It was the challenge of writing ghost stories to amuse each other that set Mary upon the idea of a different kind of horror story – one not based in the supernatural, but in science.

I saw the pale student of unhallowed arts kneeling beside the thing he had put together. Continue reading

Hog Killing – a Story About Fathers and Sons

Rockingham County, North Carolina

November 1962

“Go call your daddy and Uncle Kenneth,” Papa says, taking his big thermometer from the scalding trough.  “This water’s near hot enough.  We need to get to killing these hogs.”

He gestures toward the pen some thirty feet away.  The hogs grunt and start away as if they understand him.

“Yes sir.”  I rise from my crouch.  I have been tending the fire, making the water hot enough for scalding the hair off the hogs after they are slaughtered.  I trot up the hill to the house and stick my head in the back door.

“Water hot?” asks my uncle.  I nod.  He gets to his feet and pulls on his jacket.  Daddy puts down his coffee mug and wipes his mouth with the back of his hand. Continue reading

So lonesome I could fly: 30-Day Song Challenge, the Sequel, day 20 – a song that could easily have been written about your life

I’ve always felt strongly attuned to Nathaniel Hawthorne’s famous short story, “Ethan Brand.” The title character forsakes his life to search the world for the unpardonable sin. He finds it. It ends badly for him. The nature of the sin?

He remembered with what tenderness, with what love and sympathy for mankind, and what pity for human guilt and woe, he had first begun to contemplate those ideas which afterwards became the inspiration of his life; with what reverence he had then looked into the heart of man, viewing it as a temple originally divine, and, however desecrated, still to be held sacred by a brother; Continue reading

Out of this world

The good folks over at the British Library, bless their hearts, are having a substantial exhibit that starts today on science fiction—Out of this World: Science Fiction but not as you know it. This looks great, and it has barely opened. As part of the show, there will be, as is usually the case with any British Library show, a series of events, ranging from talks by interested parties and scholars, to films, to musical events —including George Clinton.
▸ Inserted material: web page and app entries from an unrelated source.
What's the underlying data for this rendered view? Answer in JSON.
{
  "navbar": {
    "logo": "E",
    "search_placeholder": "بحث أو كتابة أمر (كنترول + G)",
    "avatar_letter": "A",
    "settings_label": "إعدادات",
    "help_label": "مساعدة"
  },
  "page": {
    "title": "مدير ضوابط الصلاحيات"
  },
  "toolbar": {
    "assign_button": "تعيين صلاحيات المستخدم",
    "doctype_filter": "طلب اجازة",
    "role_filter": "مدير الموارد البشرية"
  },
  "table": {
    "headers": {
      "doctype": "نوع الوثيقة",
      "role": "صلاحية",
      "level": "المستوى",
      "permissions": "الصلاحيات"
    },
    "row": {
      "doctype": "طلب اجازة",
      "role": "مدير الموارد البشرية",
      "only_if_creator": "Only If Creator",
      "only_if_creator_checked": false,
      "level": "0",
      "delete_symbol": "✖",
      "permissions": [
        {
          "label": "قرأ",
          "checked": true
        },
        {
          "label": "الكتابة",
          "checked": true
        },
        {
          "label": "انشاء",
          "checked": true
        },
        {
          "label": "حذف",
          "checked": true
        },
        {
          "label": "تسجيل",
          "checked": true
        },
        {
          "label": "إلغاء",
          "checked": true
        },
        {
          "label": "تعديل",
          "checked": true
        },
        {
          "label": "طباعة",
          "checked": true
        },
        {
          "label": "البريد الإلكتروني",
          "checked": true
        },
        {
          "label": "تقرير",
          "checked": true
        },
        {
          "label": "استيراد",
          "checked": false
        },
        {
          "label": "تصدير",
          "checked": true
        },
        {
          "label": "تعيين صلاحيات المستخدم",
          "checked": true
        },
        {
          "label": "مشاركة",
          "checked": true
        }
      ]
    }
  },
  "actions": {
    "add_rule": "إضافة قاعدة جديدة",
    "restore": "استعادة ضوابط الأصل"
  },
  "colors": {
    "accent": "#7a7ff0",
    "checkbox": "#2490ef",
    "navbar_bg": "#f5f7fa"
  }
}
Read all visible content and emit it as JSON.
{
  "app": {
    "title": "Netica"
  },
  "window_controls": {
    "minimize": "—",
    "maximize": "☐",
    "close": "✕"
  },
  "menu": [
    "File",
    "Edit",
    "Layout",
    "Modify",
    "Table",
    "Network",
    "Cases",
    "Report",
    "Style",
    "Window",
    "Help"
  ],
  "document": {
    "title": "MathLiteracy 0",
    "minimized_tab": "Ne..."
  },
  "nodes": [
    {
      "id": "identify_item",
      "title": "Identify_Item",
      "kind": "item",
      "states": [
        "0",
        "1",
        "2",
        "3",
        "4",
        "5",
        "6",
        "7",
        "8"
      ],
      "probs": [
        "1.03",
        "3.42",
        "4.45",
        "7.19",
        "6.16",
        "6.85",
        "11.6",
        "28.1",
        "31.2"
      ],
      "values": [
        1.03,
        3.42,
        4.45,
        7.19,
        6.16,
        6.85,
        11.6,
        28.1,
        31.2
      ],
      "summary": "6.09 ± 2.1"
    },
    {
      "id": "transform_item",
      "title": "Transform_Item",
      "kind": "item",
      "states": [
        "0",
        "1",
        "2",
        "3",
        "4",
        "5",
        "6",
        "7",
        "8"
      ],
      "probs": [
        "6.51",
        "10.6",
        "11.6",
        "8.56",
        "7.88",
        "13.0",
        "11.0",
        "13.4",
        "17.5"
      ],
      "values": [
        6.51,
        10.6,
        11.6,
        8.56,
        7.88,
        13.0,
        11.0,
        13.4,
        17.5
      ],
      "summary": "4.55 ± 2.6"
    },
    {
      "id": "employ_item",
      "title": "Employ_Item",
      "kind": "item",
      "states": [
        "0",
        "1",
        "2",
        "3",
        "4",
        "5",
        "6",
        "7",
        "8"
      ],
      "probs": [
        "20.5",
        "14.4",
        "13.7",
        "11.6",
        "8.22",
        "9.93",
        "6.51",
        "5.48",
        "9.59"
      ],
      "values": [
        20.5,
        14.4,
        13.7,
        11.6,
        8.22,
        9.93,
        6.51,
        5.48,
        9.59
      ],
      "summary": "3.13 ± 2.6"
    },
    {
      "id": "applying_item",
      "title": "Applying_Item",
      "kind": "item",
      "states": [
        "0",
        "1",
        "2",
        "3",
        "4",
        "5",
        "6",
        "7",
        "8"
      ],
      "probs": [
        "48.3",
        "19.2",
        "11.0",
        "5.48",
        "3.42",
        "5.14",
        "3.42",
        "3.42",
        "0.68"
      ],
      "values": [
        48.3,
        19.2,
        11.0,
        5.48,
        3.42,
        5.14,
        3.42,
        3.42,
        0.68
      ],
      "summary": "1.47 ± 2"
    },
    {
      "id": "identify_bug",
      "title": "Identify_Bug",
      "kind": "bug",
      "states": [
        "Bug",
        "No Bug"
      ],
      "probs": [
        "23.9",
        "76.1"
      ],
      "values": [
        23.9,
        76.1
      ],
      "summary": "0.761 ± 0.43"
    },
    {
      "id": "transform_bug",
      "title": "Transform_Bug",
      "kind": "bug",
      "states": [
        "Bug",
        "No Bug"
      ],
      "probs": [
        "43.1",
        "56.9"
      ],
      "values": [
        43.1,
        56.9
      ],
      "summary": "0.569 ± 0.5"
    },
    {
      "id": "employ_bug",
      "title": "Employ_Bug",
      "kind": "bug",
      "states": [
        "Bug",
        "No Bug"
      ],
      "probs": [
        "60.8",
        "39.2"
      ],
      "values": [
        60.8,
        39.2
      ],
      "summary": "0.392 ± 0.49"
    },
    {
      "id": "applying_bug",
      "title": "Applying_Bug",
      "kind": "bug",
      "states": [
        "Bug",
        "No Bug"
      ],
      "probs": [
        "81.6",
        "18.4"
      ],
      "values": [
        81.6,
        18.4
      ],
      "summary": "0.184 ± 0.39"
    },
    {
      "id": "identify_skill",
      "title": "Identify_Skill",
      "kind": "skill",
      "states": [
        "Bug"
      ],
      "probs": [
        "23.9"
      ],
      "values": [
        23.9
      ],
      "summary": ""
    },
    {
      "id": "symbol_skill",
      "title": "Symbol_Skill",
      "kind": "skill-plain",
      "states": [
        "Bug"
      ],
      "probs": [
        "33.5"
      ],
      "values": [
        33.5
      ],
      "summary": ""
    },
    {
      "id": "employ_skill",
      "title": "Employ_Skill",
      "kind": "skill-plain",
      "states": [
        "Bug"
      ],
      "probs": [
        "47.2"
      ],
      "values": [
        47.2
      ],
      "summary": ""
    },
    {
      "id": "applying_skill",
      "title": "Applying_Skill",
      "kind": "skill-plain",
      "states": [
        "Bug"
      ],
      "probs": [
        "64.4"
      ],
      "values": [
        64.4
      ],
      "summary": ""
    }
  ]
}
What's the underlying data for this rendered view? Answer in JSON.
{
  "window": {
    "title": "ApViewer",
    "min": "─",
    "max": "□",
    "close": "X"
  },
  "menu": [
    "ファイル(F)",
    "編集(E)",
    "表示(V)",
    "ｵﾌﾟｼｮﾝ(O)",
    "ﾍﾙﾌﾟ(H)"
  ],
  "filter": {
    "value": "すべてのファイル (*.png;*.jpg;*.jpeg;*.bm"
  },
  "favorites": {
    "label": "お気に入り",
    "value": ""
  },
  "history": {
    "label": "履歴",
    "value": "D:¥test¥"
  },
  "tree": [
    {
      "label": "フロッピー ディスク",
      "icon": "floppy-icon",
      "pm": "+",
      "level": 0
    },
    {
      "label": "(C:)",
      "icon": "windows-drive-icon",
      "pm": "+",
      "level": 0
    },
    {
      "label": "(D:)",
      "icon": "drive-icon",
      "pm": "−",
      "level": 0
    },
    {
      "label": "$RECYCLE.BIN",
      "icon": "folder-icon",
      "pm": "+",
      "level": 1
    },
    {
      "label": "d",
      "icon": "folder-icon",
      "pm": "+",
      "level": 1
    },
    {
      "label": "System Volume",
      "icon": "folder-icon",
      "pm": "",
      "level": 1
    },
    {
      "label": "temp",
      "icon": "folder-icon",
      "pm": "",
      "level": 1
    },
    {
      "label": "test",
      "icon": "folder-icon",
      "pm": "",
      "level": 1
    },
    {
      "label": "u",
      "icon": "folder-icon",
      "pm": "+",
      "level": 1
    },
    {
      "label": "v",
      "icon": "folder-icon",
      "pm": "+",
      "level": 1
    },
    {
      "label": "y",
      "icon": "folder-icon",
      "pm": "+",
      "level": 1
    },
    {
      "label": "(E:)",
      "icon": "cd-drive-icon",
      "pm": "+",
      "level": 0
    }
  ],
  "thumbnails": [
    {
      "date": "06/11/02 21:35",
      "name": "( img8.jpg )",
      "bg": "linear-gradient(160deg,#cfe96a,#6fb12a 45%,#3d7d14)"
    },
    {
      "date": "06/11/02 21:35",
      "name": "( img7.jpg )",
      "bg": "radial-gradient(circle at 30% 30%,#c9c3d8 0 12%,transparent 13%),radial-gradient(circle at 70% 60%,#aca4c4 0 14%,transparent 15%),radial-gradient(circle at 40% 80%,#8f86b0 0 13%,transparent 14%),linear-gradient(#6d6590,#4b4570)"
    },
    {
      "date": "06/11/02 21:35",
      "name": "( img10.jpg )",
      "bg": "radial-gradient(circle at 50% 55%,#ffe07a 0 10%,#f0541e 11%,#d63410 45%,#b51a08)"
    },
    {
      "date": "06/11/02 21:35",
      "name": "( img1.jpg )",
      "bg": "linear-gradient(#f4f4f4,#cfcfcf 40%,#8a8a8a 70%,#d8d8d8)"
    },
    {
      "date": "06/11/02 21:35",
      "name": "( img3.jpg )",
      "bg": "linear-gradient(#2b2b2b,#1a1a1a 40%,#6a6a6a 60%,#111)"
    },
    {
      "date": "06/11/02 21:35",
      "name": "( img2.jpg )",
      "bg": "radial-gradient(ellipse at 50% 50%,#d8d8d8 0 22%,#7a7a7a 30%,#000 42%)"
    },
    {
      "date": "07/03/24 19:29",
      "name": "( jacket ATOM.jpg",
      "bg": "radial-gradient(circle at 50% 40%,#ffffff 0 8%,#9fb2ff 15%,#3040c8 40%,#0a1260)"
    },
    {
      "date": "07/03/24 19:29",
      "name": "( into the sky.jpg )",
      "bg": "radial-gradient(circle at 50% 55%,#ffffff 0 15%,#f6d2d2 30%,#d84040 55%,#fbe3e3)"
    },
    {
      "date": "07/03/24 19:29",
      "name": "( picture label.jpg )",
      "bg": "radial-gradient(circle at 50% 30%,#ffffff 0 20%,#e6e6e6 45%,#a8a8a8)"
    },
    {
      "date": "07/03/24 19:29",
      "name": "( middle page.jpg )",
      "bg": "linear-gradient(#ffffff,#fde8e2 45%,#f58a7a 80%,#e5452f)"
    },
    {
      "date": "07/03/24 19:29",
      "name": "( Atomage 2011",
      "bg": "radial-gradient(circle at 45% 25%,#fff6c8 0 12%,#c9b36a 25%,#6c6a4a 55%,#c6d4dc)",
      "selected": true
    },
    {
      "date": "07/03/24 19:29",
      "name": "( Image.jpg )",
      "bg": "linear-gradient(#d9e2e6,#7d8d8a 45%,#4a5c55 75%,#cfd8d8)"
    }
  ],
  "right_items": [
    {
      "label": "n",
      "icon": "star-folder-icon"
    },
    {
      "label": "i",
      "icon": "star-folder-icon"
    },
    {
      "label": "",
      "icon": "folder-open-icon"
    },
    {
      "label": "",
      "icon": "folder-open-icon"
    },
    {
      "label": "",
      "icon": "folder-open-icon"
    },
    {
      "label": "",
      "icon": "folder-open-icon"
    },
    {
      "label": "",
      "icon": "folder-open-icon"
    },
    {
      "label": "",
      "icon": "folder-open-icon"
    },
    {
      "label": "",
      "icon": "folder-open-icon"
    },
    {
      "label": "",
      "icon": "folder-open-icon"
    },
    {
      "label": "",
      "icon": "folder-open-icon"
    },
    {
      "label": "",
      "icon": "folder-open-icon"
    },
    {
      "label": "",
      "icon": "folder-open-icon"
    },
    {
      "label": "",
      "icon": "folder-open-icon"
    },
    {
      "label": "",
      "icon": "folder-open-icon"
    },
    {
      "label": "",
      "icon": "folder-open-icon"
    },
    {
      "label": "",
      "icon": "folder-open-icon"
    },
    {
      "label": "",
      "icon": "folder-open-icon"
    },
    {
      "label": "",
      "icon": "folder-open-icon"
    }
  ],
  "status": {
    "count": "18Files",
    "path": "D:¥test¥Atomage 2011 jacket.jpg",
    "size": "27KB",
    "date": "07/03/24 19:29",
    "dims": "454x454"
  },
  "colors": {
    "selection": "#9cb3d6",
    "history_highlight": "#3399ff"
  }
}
The talks look excellent, and if this evening’s was any indication of how these will go, I expect to have a really good time attending some of them and providing updates. This evening’s session, with the same title as the exhibit but the subtitle “Why Science fiction speaks to us all,” had a stellar line-up: Erik Davis, China Miéville, Adam Roberts, and Tricia Sullivan, all moderated by Sam Leith, the former literary editor of The Telegraph. Continue reading